Bedfordshire-based percussionist, Joby Burgess, is giving Bedford’s musicians a unique opportunity to take part in a workshop as part of CoMA’s Contemporary Music For All Festival at Elstow Abbey this Saturday (5 March).
One of Britain’s most diverse percussionists, Joby is best known for his virtuosic performances, daring collaborations, extensive education work, and appearances throughout Europe, the USA and beyond.
Both in the studio and on the road Joby has worked with artists including Peter Gabriel, Will Gregory, Nicole Lizée, Gabriel Prokofiev, Max Richter and Pete Tong.
His work has also featured in numerous film and television scores including Rocketman, Paddington 2 and Doctor Who.
Keen to give something back to his local community, Joby is running a morning workshop for musicians of all ages and an evening concert as part of the CoMA Festival. Both are being held in the beautiful Elstow Abbey on Saturday 5 March.
The workshop, which costs £5 and runs from 10.30am – 1pm, focuses on Terry Riley’s revolutionary In C, composed in 1964 on America’s west coast.
In C marks the beginning of the minimalist movement in music, fusing ideas from rock ‘n’ roll and Indian raga with classical performance.

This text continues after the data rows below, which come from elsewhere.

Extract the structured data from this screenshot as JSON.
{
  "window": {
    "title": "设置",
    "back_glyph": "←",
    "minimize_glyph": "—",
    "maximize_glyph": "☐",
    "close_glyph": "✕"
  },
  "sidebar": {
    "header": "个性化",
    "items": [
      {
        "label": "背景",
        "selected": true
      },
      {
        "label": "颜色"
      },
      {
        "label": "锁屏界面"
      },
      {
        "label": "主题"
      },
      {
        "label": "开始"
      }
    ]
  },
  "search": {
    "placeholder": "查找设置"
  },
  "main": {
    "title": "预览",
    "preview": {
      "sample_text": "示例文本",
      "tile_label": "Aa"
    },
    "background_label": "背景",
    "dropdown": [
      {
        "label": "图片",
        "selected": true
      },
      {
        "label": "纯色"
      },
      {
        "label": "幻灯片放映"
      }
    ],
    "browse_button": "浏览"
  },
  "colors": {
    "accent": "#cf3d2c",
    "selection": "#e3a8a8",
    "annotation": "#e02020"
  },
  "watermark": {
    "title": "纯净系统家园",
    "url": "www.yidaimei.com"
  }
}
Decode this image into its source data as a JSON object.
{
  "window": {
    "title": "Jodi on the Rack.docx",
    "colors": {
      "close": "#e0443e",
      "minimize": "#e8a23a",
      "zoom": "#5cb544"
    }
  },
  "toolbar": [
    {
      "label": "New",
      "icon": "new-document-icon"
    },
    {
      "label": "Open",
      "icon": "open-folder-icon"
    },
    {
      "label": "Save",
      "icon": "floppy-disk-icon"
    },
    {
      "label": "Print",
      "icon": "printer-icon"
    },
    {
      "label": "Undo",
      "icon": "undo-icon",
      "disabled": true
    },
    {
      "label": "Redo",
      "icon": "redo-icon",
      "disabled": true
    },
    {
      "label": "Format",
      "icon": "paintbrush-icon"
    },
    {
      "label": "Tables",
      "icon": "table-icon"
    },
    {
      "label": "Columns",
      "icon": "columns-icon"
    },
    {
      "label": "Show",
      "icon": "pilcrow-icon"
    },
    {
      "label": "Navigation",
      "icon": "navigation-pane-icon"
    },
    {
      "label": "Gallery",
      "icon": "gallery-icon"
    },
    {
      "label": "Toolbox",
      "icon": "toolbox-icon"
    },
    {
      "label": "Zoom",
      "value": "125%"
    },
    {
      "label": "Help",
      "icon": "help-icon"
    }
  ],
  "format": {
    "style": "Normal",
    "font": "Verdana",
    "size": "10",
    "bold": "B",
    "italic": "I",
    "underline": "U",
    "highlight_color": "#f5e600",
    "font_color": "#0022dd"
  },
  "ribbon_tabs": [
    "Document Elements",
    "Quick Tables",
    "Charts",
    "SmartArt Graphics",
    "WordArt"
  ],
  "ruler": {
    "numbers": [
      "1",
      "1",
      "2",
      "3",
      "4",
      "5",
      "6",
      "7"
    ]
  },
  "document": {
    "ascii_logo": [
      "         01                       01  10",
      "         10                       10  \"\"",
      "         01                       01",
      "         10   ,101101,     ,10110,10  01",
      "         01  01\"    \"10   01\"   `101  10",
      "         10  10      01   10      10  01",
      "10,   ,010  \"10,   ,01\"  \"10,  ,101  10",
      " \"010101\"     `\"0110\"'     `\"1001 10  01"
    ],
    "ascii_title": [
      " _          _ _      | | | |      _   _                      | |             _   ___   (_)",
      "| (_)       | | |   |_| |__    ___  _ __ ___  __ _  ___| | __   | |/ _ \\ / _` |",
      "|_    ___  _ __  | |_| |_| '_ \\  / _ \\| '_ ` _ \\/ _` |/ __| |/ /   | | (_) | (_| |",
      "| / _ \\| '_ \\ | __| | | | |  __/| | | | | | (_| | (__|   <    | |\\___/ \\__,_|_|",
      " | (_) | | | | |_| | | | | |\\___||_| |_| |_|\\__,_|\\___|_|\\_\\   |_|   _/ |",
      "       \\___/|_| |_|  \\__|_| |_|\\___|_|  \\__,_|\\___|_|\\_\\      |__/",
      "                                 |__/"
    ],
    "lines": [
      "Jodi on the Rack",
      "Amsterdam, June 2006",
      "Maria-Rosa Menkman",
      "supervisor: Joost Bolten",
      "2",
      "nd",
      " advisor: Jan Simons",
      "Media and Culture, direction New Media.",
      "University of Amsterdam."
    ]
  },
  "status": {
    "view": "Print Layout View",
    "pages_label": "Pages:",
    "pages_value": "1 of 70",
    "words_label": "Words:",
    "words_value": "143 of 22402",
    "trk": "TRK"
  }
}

53 short melodic fragments provide each musician with their own path through this joyful, rhythmic and essentially hip slice of new music.
Those interested in coming along should be able to read music and have experience of performing in an ensemble, orchestra or band.
Minimum age is 13, recommended ability Grade 5 or above. Every instrument is welcome – although pianos will be provided.
The evening concert (tickets £6 – £12) is an opportunity to hear the Joby Burgess Percussion Collective in a special performance celebrating new music.
Marimbas, bass drums and aluminium harp feature in the atmospheric and acoustically perfect Elstow Abbey.
All proceeds from the evening concert’s interval drinks will go towards the build of Elstow Abbey’s Hillersden Hall – the fantastic new community space built on the ruins of Hillersden Manor.
Joby said, “I am excited to be bringing CoMA’s Contemporary Music for All Festival to Bedford for the first time.
“Our events are part of a nationwide celebration of new music, which see workshops and performances led by some of the world’s leading musicians at 22 locations across five countries.
“With fresh, dynamic music, this is a unique opportunity to embrace a new sonic experience in the heart of Bedfordshire.”
Talking about the venue, Joby said, “I only discovered Elstow Abbey recently – it is a beautiful building with a dreamy acoustic – that has been a site of worship for nearly 1,000 years. My group of percussions, piano and electronics, the Joby Burgess Percussion Collective, will perform a range of 20th century classics and recent work in this atmospheric setting.”
“We’ll be performing John Cage’s satirical Credo in Us pits piano – performing cowboy songs and boogie-woogie – against classical gramophone recordings and live radio, whilst John Luther Adams uses four bass drums in great musical waves to recreate the shaman’s journey, riding the sound of the drum to and from the spirit world.”
“We also perform blissful music from my new recording Marimba Quartets, which uses the warm, earthy sound of the marimba in my arrangements of some of Eric Whitacre’s ever-popular choral works and the ethereal Canna Sonora – a nine-foot tall Capone era Aluminium Harp – takes centre stage in Linda Buckley’s 2018 Barbican commission Discordia.”